And it's great when someone tries to makes the learning process easier, and even better when they open source it.
A few feature requests: having the shift-c tool (convert anchor point, I think) and being able to delete anchor points would be great. Much harder to work without that. Saving also didn't work the first several times I tried (but great to see auto-saving to ¿localStorage?)
The Maven Pro font appears to be infinitely thin at weight 300, it only starts being readable at 120px+. It doesn't have a version for that weight, so the browser is [failing at] simulating that.
One thing that would really stand out would be an 'infinite zoom' I've seen implemented elsewhere.
- how do I add and delete points on a path?
- how do I change the node type? Eg, if there are no handles, how do I get handles (antlers I think you call them in the code).

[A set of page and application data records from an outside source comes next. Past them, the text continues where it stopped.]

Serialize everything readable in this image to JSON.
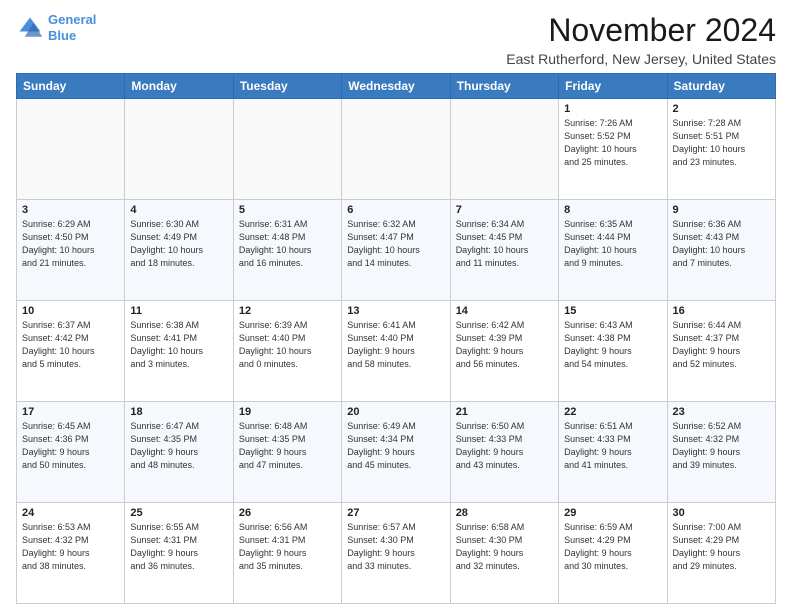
{
  "header": {
    "logo_line1": "General",
    "logo_line2": "Blue",
    "title": "November 2024",
    "subtitle": "East Rutherford, New Jersey, United States"
  },
  "calendar": {
    "headers": [
      "Sunday",
      "Monday",
      "Tuesday",
      "Wednesday",
      "Thursday",
      "Friday",
      "Saturday"
    ],
    "rows": [
      [
        {
          "day": "",
          "info": ""
        },
        {
          "day": "",
          "info": ""
        },
        {
          "day": "",
          "info": ""
        },
        {
          "day": "",
          "info": ""
        },
        {
          "day": "",
          "info": ""
        },
        {
          "day": "1",
          "info": "Sunrise: 7:26 AM\nSunset: 5:52 PM\nDaylight: 10 hours\nand 25 minutes."
        },
        {
          "day": "2",
          "info": "Sunrise: 7:28 AM\nSunset: 5:51 PM\nDaylight: 10 hours\nand 23 minutes."
        }
      ],
      [
        {
          "day": "3",
          "info": "Sunrise: 6:29 AM\nSunset: 4:50 PM\nDaylight: 10 hours\nand 21 minutes."
        },
        {
          "day": "4",
          "info": "Sunrise: 6:30 AM\nSunset: 4:49 PM\nDaylight: 10 hours\nand 18 minutes."
        },
        {
          "day": "5",
          "info": "Sunrise: 6:31 AM\nSunset: 4:48 PM\nDaylight: 10 hours\nand 16 minutes."
        },
        {
          "day": "6",
          "info": "Sunrise: 6:32 AM\nSunset: 4:47 PM\nDaylight: 10 hours\nand 14 minutes."
        },
        {
          "day": "7",
          "info": "Sunrise: 6:34 AM\nSunset: 4:45 PM\nDaylight: 10 hours\nand 11 minutes."
        },
        {
          "day": "8",
          "info": "Sunrise: 6:35 AM\nSunset: 4:44 PM\nDaylight: 10 hours\nand 9 minutes."
        },
        {
          "day": "9",
          "info": "Sunrise: 6:36 AM\nSunset: 4:43 PM\nDaylight: 10 hours\nand 7 minutes."
        }
      ],
      [
        {
          "day": "10",
          "info": "Sunrise: 6:37 AM\nSunset: 4:42 PM\nDaylight: 10 hours\nand 5 minutes."
        },
        {
          "day": "11",
          "info": "Sunrise: 6:38 AM\nSunset: 4:41 PM\nDaylight: 10 hours\nand 3 minutes."
        },
        {
          "day": "12",
          "info": "Sunrise: 6:39 AM\nSunset: 4:40 PM\nDaylight: 10 hours\nand 0 minutes."
        },
        {
          "day": "13",
          "info": "Sunrise: 6:41 AM\nSunset: 4:40 PM\nDaylight: 9 hours\nand 58 minutes."
        },
        {
          "day": "14",
          "info": "Sunrise: 6:42 AM\nSunset: 4:39 PM\nDaylight: 9 hours\nand 56 minutes."
        },
        {
          "day": "15",
          "info": "Sunrise: 6:43 AM\nSunset: 4:38 PM\nDaylight: 9 hours\nand 54 minutes."
        },
        {
          "day": "16",
          "info": "Sunrise: 6:44 AM\nSunset: 4:37 PM\nDaylight: 9 hours\nand 52 minutes."
        }
      ],
      [
        {
          "day": "17",
          "info": "Sunrise: 6:45 AM\nSunset: 4:36 PM\nDaylight: 9 hours\nand 50 minutes."
        },
        {
          "day": "18",
          "info": "Sunrise: 6:47 AM\nSunset: 4:35 PM\nDaylight: 9 hours\nand 48 minutes."
        },
        {
          "day": "19",
          "info": "Sunrise: 6:48 AM\nSunset: 4:35 PM\nDaylight: 9 hours\nand 47 minutes."
        },
        {
          "day": "20",
          "info": "Sunrise: 6:49 AM\nSunset: 4:34 PM\nDaylight: 9 hours\nand 45 minutes."
        },
        {
          "day": "21",
          "info": "Sunrise: 6:50 AM\nSunset: 4:33 PM\nDaylight: 9 hours\nand 43 minutes."
        },
        {
          "day": "22",
          "info": "Sunrise: 6:51 AM\nSunset: 4:33 PM\nDaylight: 9 hours\nand 41 minutes."
        },
        {
          "day": "23",
          "info": "Sunrise: 6:52 AM\nSunset: 4:32 PM\nDaylight: 9 hours\nand 39 minutes."
        }
      ],
      [
        {
          "day": "24",
          "info": "Sunrise: 6:53 AM\nSunset: 4:32 PM\nDaylight: 9 hours\nand 38 minutes."
        },
        {
          "day": "25",
          "info": "Sunrise: 6:55 AM\nSunset: 4:31 PM\nDaylight: 9 hours\nand 36 minutes."
        },
        {
          "day": "26",
          "info": "Sunrise: 6:56 AM\nSunset: 4:31 PM\nDaylight: 9 hours\nand 35 minutes."
        },
        {
          "day": "27",
          "info": "Sunrise: 6:57 AM\nSunset: 4:30 PM\nDaylight: 9 hours\nand 33 minutes."
        },
        {
          "day": "28",
          "info": "Sunrise: 6:58 AM\nSunset: 4:30 PM\nDaylight: 9 hours\nand 32 minutes."
        },
        {
          "day": "29",
          "info": "Sunrise: 6:59 AM\nSunset: 4:29 PM\nDaylight: 9 hours\nand 30 minutes."
        },
        {
          "day": "30",
          "info": "Sunrise: 7:00 AM\nSunset: 4:29 PM\nDaylight: 9 hours\nand 29 minutes."
        }
      ]
    ]
  }
}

- How do I go from colinear handles to "broken" handles: handles that form an angle at the node, so I can have two different curves joined at an acute angle at one node?
- How do I do intersections, unions, groups, layers, etc?
But I gotta say it again, it's really beautiful...
Both are really cool online tools though.
Do users draw or write using figure or e-pen?
AI, like PSD, is proprietary and unfriendly to developers because Adobe's software is really complex (and they don't want to share the market). I want to write a small backend that uses one of several AI->SVG converters out there so people can use AI files in Mondrian. Unfortunately I haven't had time yet.
I'm sick of comments like this constantly polluting HN's community with negativity.
I'm sick of people being sick of this stuff.
Some people just lack tact.
I like it works with Dropbox
It's a very very basic vector editor that doesn't even let you rotate things, import any standard vector formats (SVG, EPS, AI, PDF), have dotted outlines, distort, curve the text, etc etc etc.
I understand it was a lot of work, and you did a great job, but let's not pretend this implements even 1% of Illustrator.
2) Select the rotate tool (whose icon is the universal symbol for "rotate" that can't possibly be confused with anything else)
3) Click once to define an origin
4) Click and drag to interactively rotate about that origin.
This is how the Illustrator rotate tool has worked since, literally, Illustrator 1.0.